When I can, I like to keep my keywords short to prevent ads from showing for typos. For example, if my negative keyword is "Tractor Supply" and the user types in "Tractor Supply garage doors", it is possible that my ad will show.
I include both ProLift (negative broad match) and "Pro Lift" (negative phrase match) - because consumers are likely to search in both ways - with and without the space. Including both will help to prevent unrelated searches.
Now on to the lists...
There are a lot of big box stores that either provide garage door-related services - or at least consumers think that the big box stores offer these services. You may wish to consider adding these (and others that you can think of) to your negative keywords.
Competing Garage Door Companies
Many home services contractors think it is exciting to get their ad out there when someone searches for a competitor. The truth is that it is usually a very bad idea.
Usually, when someone is searching for a competing garage door company, there's a good chance that they already have an existing relationship with that company. Accidental clicks on your ad probably won't result in new business for you.
I would strongly advise that you collect the names of all of your direct garage door competitors and make all of them negative keywords. Searches on Google are one of the best ways to find your direct competitors. You can also check out your local library's Data Axle database (formerly ReferenceUSA) and search for competitors by surrounding zip code.
Franchises and Multi-Location Companies
Here is a list of garage door franchises that may be your competitors. As mentioned above, someone searching directly for one of these franchises is probably either a customer with an existing relationship to the local franchisee - or - they're looking at franchise opportunities. Either way, they aren't a good prospect to target.
It is possible that you don't service popular garage door brands or part suppliers. Here's a list of potential brands to exclude:

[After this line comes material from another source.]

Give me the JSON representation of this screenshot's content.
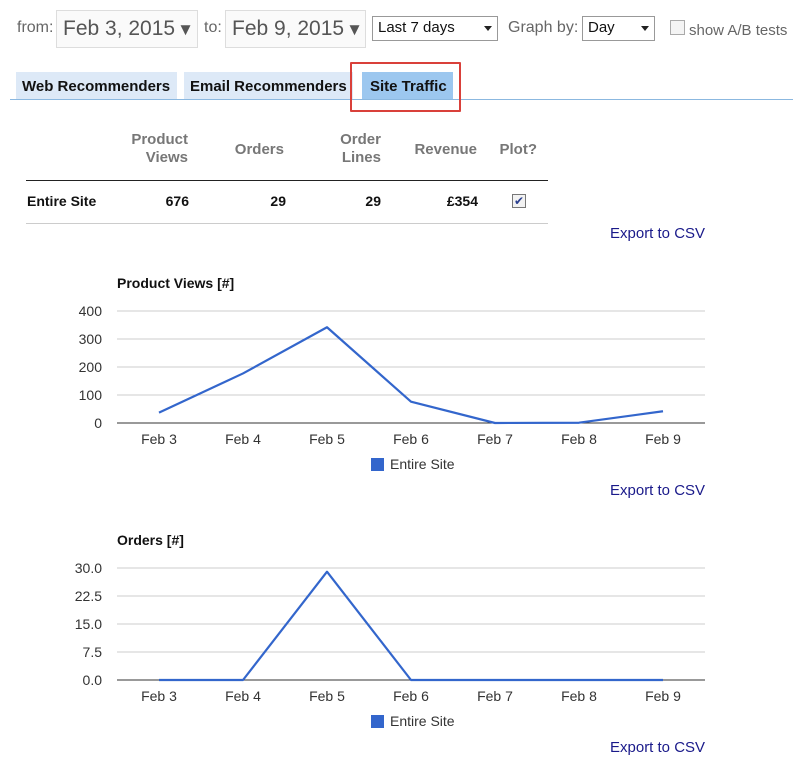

There are additional negative keywords that I'll be adding to the site soon. The negative keywords will help you to avoid undesirable categories like do-it-yourselfers and bargain hunters.